[Page and application data records]
*** Block opens ***

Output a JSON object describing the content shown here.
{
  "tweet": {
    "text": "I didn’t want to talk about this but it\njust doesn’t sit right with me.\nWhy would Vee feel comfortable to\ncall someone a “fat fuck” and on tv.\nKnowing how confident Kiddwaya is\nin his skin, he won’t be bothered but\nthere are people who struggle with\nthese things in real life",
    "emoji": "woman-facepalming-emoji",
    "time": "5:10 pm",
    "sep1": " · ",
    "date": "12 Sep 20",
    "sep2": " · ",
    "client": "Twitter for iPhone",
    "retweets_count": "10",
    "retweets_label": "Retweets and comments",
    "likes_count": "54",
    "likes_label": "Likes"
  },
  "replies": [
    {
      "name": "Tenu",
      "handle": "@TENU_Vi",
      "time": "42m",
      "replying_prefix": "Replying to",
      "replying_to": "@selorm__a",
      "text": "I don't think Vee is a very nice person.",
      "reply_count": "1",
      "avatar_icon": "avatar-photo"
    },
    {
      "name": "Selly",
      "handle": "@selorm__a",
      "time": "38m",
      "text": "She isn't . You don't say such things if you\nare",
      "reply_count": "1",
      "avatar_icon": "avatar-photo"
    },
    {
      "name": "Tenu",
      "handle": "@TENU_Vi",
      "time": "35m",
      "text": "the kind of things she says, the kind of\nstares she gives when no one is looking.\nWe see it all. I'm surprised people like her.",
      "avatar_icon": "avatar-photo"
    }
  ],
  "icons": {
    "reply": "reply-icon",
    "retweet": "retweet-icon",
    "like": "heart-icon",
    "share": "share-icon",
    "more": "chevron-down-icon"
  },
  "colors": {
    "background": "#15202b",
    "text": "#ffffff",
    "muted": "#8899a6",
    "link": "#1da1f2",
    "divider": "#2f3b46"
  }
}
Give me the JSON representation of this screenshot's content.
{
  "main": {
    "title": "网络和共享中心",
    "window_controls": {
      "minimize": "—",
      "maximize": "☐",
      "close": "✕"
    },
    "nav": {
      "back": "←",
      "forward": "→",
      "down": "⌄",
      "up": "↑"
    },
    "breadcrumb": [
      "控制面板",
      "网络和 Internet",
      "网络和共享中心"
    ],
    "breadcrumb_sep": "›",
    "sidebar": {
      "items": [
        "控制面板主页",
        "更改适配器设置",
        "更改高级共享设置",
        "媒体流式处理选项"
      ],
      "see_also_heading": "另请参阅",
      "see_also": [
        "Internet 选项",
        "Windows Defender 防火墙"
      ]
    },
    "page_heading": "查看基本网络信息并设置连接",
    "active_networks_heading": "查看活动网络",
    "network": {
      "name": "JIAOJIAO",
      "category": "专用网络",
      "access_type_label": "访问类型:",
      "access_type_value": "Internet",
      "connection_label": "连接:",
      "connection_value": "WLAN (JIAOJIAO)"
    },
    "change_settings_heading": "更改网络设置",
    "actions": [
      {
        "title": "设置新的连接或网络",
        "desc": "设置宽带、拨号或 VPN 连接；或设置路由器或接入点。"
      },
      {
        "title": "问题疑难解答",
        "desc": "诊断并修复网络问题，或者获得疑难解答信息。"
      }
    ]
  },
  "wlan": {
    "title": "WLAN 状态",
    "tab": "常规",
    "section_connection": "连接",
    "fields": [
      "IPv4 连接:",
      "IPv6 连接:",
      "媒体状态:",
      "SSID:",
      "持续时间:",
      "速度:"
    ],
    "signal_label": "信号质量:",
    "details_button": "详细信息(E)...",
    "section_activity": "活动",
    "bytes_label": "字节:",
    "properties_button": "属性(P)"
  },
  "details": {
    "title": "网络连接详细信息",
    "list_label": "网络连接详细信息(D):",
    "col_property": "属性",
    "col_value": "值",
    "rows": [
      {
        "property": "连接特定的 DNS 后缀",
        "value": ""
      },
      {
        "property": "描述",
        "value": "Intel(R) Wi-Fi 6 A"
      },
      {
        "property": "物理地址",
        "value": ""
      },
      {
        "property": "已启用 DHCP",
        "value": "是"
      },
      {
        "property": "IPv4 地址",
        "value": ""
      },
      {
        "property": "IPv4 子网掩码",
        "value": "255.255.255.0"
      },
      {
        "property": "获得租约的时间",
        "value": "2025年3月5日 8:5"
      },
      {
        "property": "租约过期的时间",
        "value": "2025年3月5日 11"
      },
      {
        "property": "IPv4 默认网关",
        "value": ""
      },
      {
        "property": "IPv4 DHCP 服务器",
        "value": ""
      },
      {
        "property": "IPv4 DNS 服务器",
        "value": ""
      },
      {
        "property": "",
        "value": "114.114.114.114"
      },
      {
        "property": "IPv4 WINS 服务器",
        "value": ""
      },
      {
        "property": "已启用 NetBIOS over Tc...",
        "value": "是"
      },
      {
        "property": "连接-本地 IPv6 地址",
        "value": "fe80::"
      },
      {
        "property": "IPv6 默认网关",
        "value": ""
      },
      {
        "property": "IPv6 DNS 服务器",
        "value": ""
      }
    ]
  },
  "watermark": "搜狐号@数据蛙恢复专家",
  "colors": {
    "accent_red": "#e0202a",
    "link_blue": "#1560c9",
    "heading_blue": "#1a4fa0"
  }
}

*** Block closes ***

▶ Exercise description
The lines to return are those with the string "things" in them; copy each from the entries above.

▶ Answer for this exercise
    "text": "I didn’t want to talk about this but it\njust doesn’t sit right with me.\nWhy would Vee feel comfortable to\ncall someone a “fat fuck” and on tv.\nKnowing how confident Kiddwaya is\nin his skin, he won’t be bothered but\nthere are people who struggle with\nthese things in real life",
      "text": "She isn't . You don't say such things if you\nare",
      "text": "the kind of things she says, the kind of\nstares she gives when no one is looking.\nWe see it all. I'm surprised people like her.",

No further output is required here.